Recently work has revealed that novel vortices in stratified shear flows can replicate themselves through the excitation of critical layers (Marcus et al., Phys. Rev. Lett. 2013, 111(8): 084501). Such vortices are referred to ‘zombie vortices,’ and their replication process is suggested to be a promising explanation for the accretion of protoplanetary disks. The critical levels that accomplish the self-replication are ‘baroclinic’ critical levels, located where the Doppler-shifted phase velocity matches the internal gravity wave velocity. In this talk, we will study the dynamics of baroclinic critical layers theoretically via matched asymptotic analysis.
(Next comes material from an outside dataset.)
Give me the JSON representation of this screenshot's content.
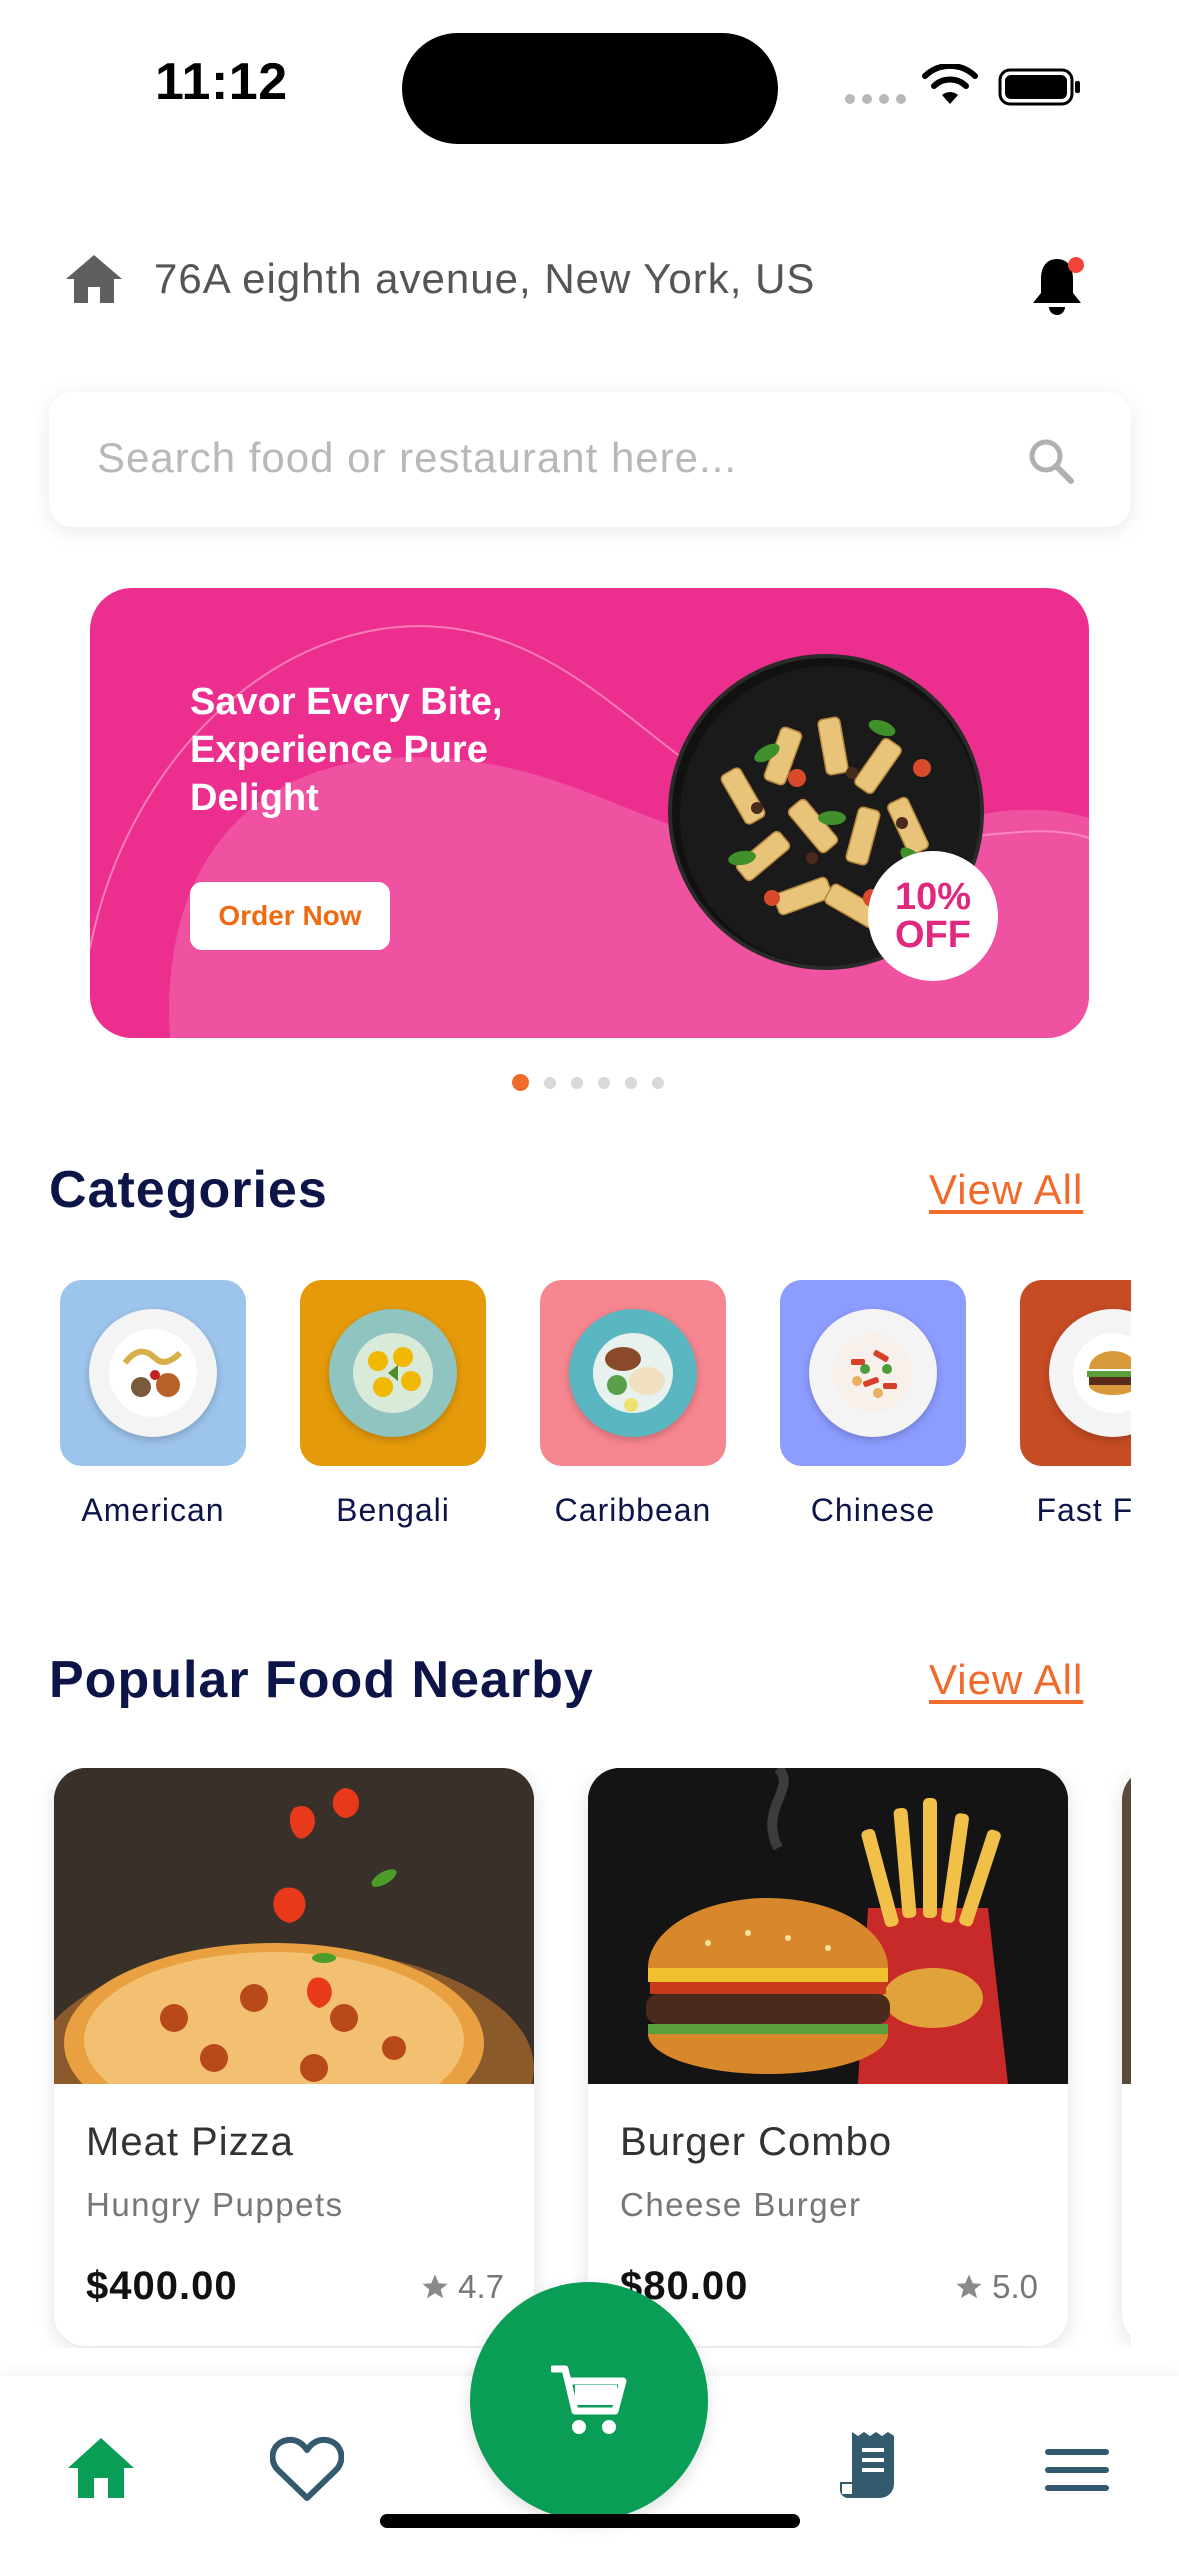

We first study the linear and nonlinear evolution of the baroclinic critical layers under a steady forcing. We show that the linear critical layer is characterised by secular growth of the wave amplitude, and when it becomes nonlinear, the mean flow distortion of vorticity is the dominant characteristic. We then show that such a mean-flow defect is susceptible to a `secondary instability,’ which makes the critical layer roll up into billows and has the ability to excite new baroclinic critical layers. Our study could provide a theoretical understanding for the self-replicating zombie vortices.